ZnO-based nanowires could also hold the key to nanosized optoelectronic interconnects and lasers. Because of its high optical gain, lasing is easily achieved in ZnO nanostructures via optical pumping. However, any actual device integration requires the input power to be electrical. The most common way to electrically pump a material is to create a homo-junction diode, meaning both n- and p-type conduction has to be present in a single material. Therefore, much work has been done to achieve p-type ZnO, with limited success and repeatability caused from compensation from intrinsically-occurring donor defects. A strategy avoiding such compensation was employed via in situ Li incorporation during the chemical vapor transport growth, followed by dopant activation annealing. X-ray diffraction and photoluminescence qualitatively confirmed the incorporation of Li into the ZnO nanowires using this method. Field effect transconductance exhibited p-type behavior after the annealing step. The sign of the Seebeck Coefficient confirmed that the majority carrier type was positive. However, the p-type behavior only lasted a matter of days, where the longevity may have a direct relation on the nanowire diameter. Unfortunately, the growth of these Li-doped ZnO nanowires was unable to be reproduced for a variety of possible reasons. However, the data collected may help make p-type conduction a reliable reality.

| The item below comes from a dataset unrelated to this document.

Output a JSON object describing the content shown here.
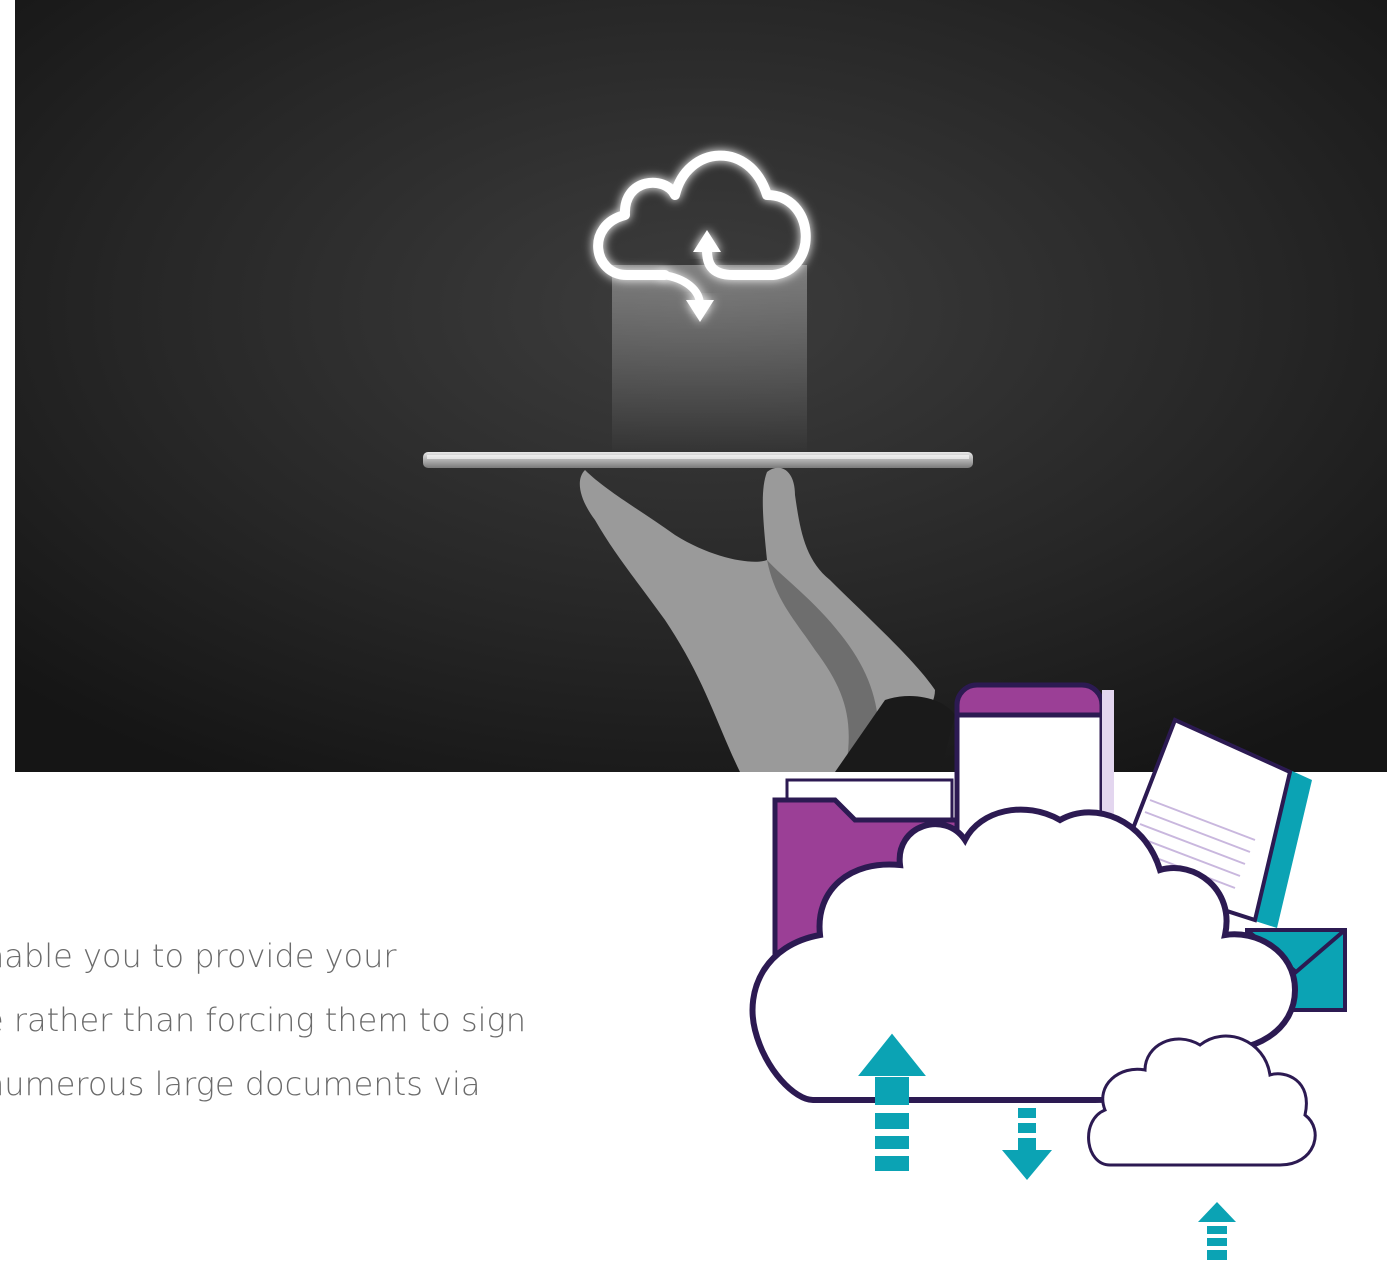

The large amount of surface in the nanowire geometry allows for exploration into interface effects on ionic transport for use as electrolytes in solid-oxide fuel cells. These energy producing devices currently only operate at high temperature, due to the relative energy needed for ionic conduction. Therefore, much effort has been directed towards designing material systems to conduct ions at lower temperature. One strategy is to utilize interfaces in nanostructured systems, which can exhibit strain and space charge effects, to provide pathways of lesser resistance for ionic migration. To explore the possibilities of these effects, core/shell CeO2/ZrO2 nanowires were studied. First, CeO2 were hydrothermally grown nanowires and dried into thin films. A ZrO2 coating of a few nanowires was added and calcined to promote crystallinity. TEM and STEM images show that there is no coherence between the two materials. However, the ionic conductivity increased by an order of magnitude upon addition of the ZrO2. Furthermore, the activation energy of the coated samples is decreased by 30%, indicating the interface is playing a role in changing the mechanism of ionic conduction. These results give hope to the eventual discovery of a nanostructured oxide material capable of ionic conduction at room temperature.

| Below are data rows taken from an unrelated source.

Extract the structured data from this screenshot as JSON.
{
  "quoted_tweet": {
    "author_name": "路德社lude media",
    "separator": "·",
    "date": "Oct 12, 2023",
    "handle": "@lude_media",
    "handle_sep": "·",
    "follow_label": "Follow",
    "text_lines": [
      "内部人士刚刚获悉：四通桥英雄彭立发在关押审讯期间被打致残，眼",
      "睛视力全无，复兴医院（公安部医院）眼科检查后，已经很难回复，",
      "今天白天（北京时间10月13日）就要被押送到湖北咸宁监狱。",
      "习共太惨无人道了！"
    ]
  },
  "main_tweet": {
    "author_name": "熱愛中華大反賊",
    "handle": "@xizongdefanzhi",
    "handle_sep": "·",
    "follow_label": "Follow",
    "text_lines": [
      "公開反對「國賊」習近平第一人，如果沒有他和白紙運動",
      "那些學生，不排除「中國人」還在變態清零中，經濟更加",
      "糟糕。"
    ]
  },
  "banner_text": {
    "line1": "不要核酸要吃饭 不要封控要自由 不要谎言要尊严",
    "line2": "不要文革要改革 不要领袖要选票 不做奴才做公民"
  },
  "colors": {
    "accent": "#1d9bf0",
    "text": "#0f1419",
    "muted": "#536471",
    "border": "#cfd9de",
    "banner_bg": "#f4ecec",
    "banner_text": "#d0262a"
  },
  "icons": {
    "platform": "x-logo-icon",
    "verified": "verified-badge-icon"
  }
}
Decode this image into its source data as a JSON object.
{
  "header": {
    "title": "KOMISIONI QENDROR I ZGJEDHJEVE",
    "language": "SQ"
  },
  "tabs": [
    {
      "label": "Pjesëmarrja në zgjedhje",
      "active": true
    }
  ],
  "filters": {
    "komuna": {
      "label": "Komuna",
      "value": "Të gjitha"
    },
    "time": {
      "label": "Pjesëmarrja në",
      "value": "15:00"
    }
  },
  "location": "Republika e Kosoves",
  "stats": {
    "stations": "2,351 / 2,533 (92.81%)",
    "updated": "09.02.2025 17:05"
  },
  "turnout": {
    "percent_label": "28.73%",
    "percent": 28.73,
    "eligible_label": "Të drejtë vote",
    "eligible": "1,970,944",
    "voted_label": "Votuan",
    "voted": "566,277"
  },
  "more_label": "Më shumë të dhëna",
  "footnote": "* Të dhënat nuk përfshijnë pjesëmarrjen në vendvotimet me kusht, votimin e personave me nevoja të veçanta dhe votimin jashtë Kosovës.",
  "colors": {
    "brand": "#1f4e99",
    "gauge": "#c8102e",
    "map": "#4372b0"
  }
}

These studies on various oxide nanowire systems help provide experimental merit to the theoretical benefits and disadvantages of nanostructured materials. Thermoelectric material performance was enhanced due to the presence of nanostructured inclusions in converted ZnO-based polytypoid nanowires. P-type conduction was attained in Li-doped ZnO, but the larger surface to volume ratio of the nanowire geometry may indeed limit stability. Effects of the designed boundary between CeO2 and ZrO2 were seen in the conduction of oxygen because of the shear amount of interfacial density present in the nanowire thin films. These studies take advantage of the intrinsic properties of nanostructured materials and bring the implementation of nanowires to marketable applications closer to reality.